Western powers have no moral right to demonise Zimbabwe President Robert Mugabe, former Zambian President Kenneth Kaunda said on yesterday.
Kaunda, one of the few African statesmen with Mugabe's liberation-era credentials, said Zimbabwe's economic and political woes were largely due to "broken promises" by former colonial power Britain on land reforms.
"Mugabe should not be demonised ... he will not accept any humiliation. He needs to be talked to see sense in doing something to change things in Zimbabwe because he is a victim of broken promises from Britain," Kaunda told Reuters.
"We need to find an answer and not to throw accusations at him."
Kaunda said Zimbabwe required the immediate intervention of African leaders and this would have to be through talks that brought Mugabe and leader of the Opposition Movement for Democratic Change (MDC), Morgan Tsvangirai, together.
Tsvangirai was badly beaten this month after he attempted to attend a banned protest rally, spurring international condemnation of Mugabe's government.
Act quickly to guide Mugabe
Few African governments have joined in the criticism.

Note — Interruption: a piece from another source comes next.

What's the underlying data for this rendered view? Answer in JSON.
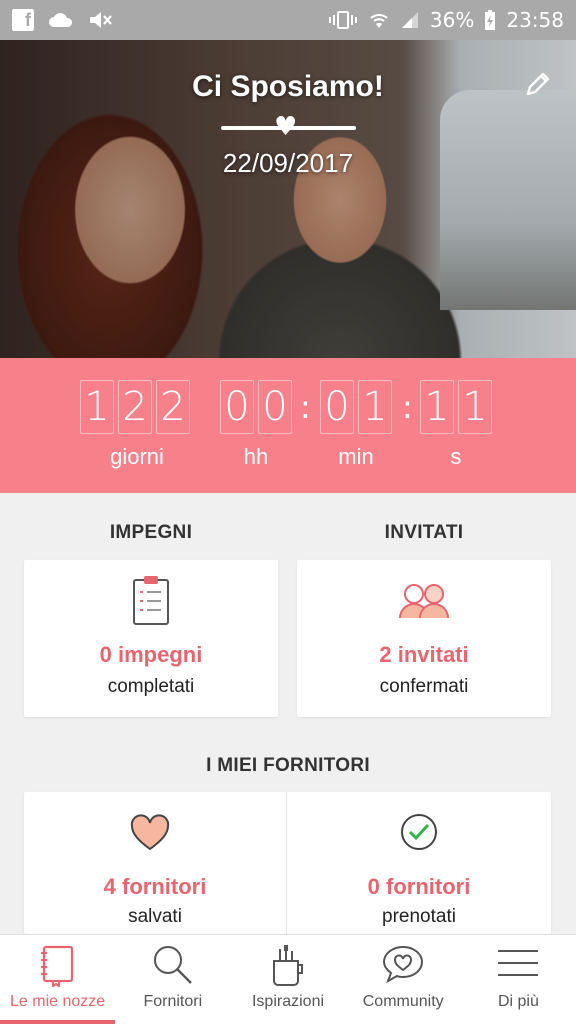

Zambia's President, Levy Mwanawasa, said the region would have to agree on a new approach to Mugabe.
Kaunda said Nigerian President Olusegun Obasanjo, former Mozambique president Joaquim Chissano and other African leaders should act quickly to guide Mugabe and Tsvangirai towards a negotiated settlement.
"Of course, what is happening in Zimbabwe needs to be solved and African leaders must get involved," he said.
BRITAIN AT FAULT?
Kaunda accused the British government of failing to honour a 1979 agreement to carry out land reforms in its former colony to rectify post-independence imbalances in land ownership between black and white.
Kaunda played a major role in the independence of Zimbabwe from Britain in 1980.
"I attended a meeting in London where (former British prime minister) Margaret Thatcher agreed to help Zimbabwe to carry out a land redistribution exercise, but when the Labour Party came to power, they withdrew from the programme," Kaunda said.